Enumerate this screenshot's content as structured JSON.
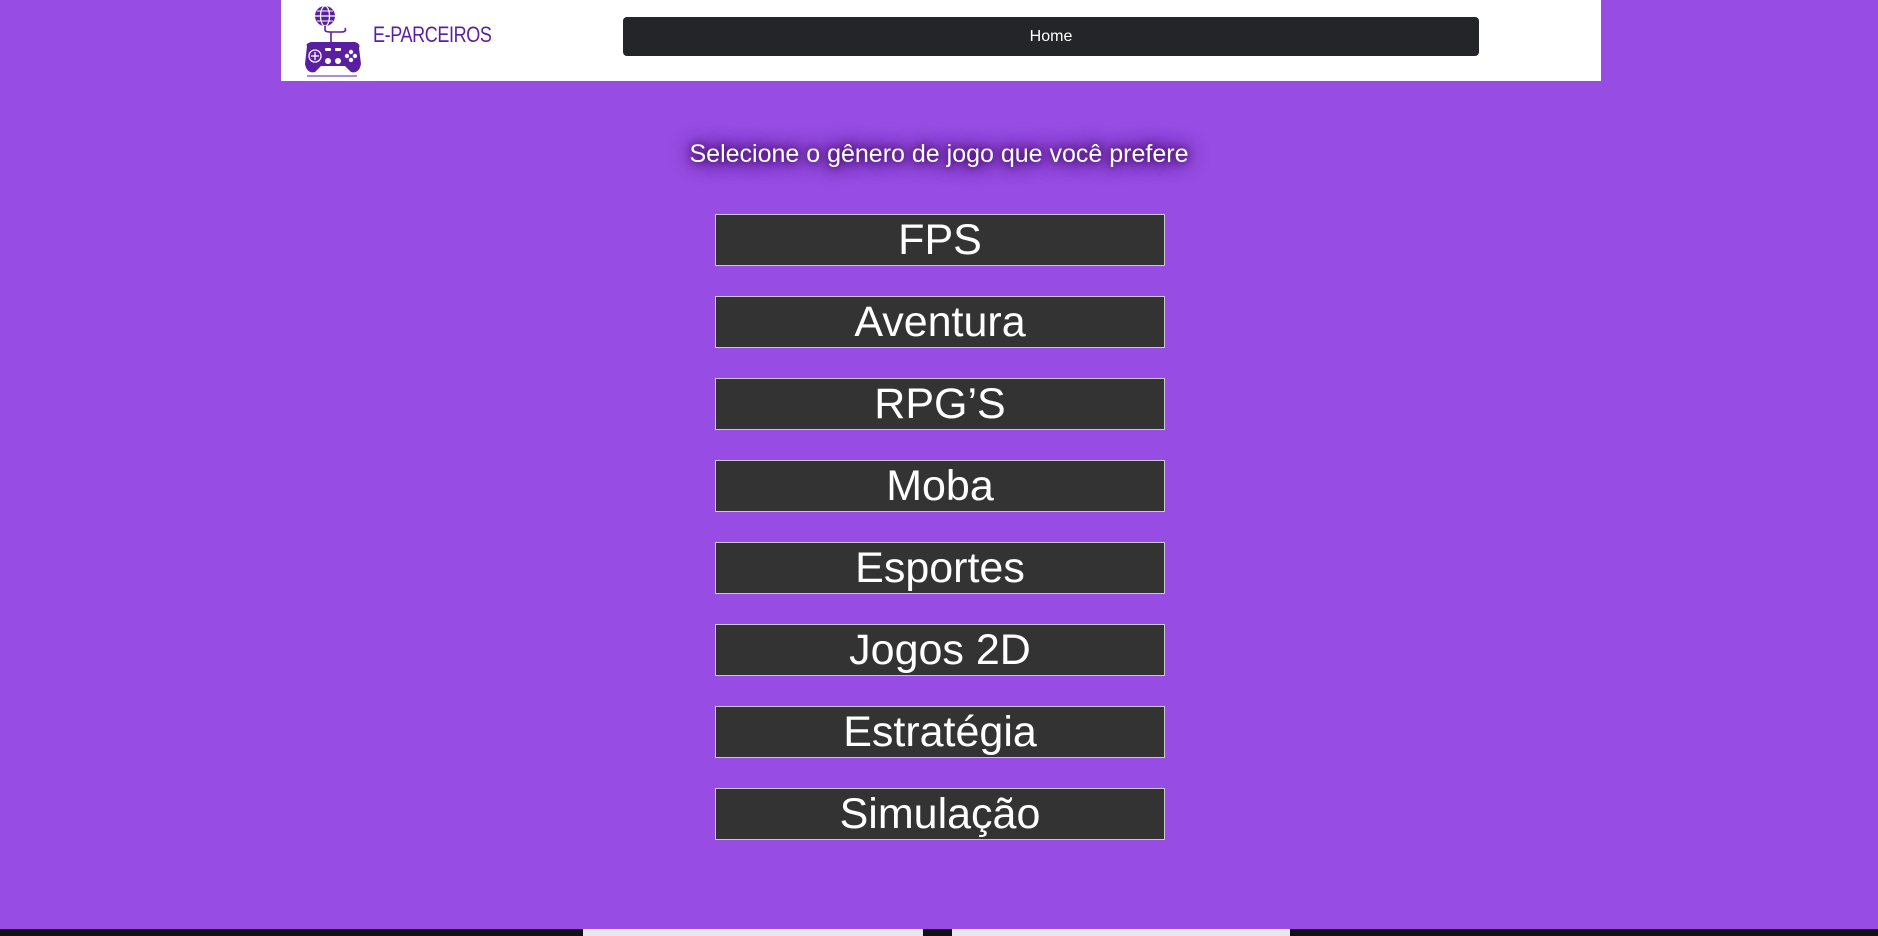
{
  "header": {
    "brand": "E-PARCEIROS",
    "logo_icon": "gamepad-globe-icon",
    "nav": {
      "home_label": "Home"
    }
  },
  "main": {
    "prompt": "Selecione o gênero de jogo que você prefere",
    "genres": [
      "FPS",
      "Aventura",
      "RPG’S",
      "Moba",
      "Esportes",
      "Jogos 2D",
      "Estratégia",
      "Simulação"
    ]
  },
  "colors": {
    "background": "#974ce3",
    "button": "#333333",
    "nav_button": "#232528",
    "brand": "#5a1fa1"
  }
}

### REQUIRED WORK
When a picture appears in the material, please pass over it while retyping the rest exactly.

### ANSWER
Enumerate this screenshot's content as structured JSON.
{
  "header": {
    "brand": "E-PARCEIROS",
    "logo_icon": "gamepad-globe-icon",
    "nav": {
      "home_label": "Home"
    }
  },
  "main": {
    "prompt": "Selecione o gênero de jogo que você prefere",
    "genres": [
      "FPS",
      "Aventura",
      "RPG’S",
      "Moba",
      "Esportes",
      "Jogos 2D",
      "Estratégia",
      "Simulação"
    ]
  },
  "colors": {
    "background": "#974ce3",
    "button": "#333333",
    "nav_button": "#232528",
    "brand": "#5a1fa1"
  }
}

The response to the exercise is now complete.